- Syrup very smooth and no early season strong taste, great awesome flavour
- Sugar sand very light and sandy
- Most producers are tapped and waiting a break in the weather but long-range forecast to end of March is cool with precipitation conditions…rain and snow.
- Minus 20 ⁰C mid-week at night with bitter cold wind…wind chill -29 ⁰C
- In Lanark area, snow still in the bush but south-facing hills trying to melt off with bare ground showing. This snow was from the whopper storm Tuesday March 14.
Growing Forward 2 – funding announcements
The Growing Forward 2 program has announced two final intake periods for several new cost-share funding opportunities for qualified Ontario farmers. Maple syrup producers are encouraged to look at the full information package for Growing Forward 2 (see OSCIA website below) for a detailed description of all categories.

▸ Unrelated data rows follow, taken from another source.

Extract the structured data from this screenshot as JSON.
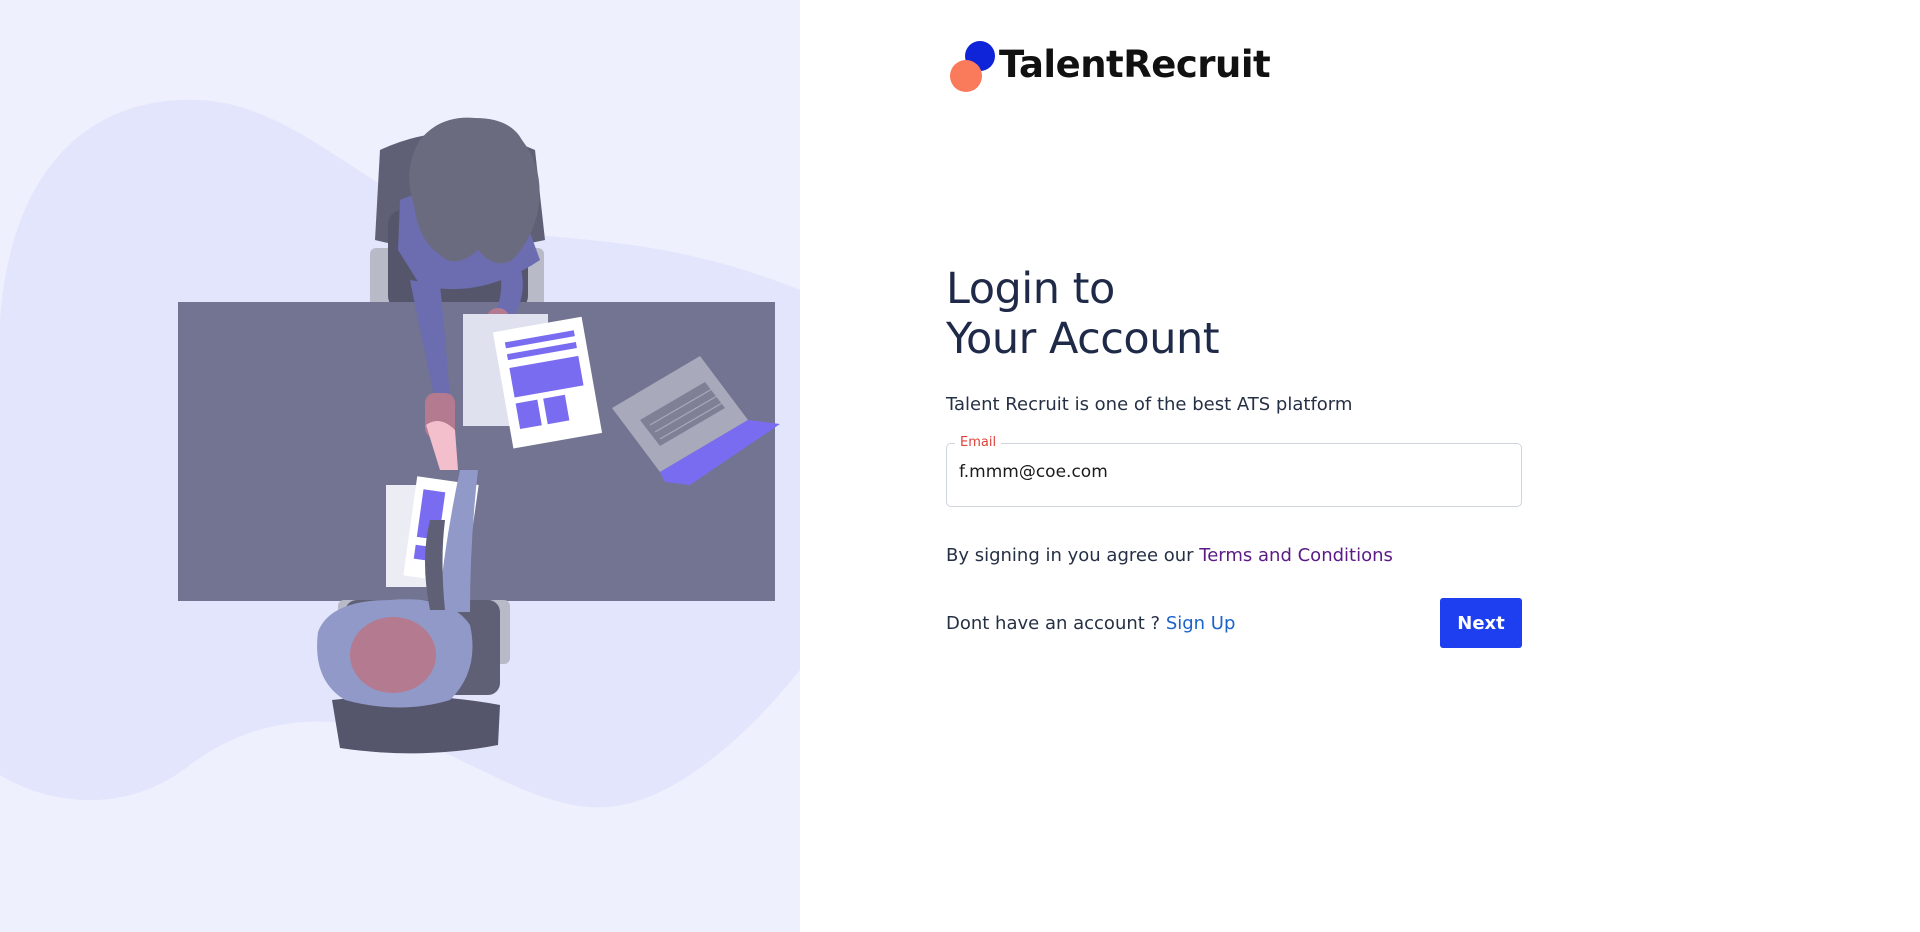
{
  "brand": {
    "name": "TalentRecruit",
    "colors": {
      "mark_primary": "#0f23d9",
      "mark_secondary": "#fa7a5c",
      "button": "#1d3ff0"
    }
  },
  "illustration": {
    "icon": "handshake-illustration"
  },
  "login": {
    "title_line1": "Login to",
    "title_line2": "Your Account",
    "subtitle": "Talent Recruit is one of the best ATS platform",
    "email_label": "Email",
    "email_value": "f.mmm@coe.com",
    "terms_prefix": "By signing in you agree our ",
    "terms_link": "Terms and Conditions",
    "signup_prefix": "Dont have an account ? ",
    "signup_link": "Sign Up",
    "next_label": "Next"
  }
}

The following are two examples of funding assistance categories that the Ontario maple syrup industry may benefit from.
A.11 Actions for Biodiversity & Habitat Enhancements
Tree planting opportunities in and around the sugar bush, along riparian areas and on surrounding farmland can qualify for GF 2 assistance, in addition to the Forests Ontario tree planting incentive program, 50 Million Trees Program, that is currently offered for qualifying Ontario landowners.
A.15 Reducing Greenhouse Gas Emissions
Improvements in the sugar house, such as, upgrade to a more fuel-efficient evaporator to reduce greenhouse gas emissions, upgrade of reverse osmosis equipment to reduce fuel consumption and emissions, or more efficient pumps that will contribute to the reduction of emissions in Canada. Greenhouse gas emissions are a serious global issue and we all need to tackle this problem together.
Again, for more information pick up a copy of the Growing Forward 2 information package, or visit the Ontario Soil and Crop Improvement Association website at: http://www.ontariosoilcrop.org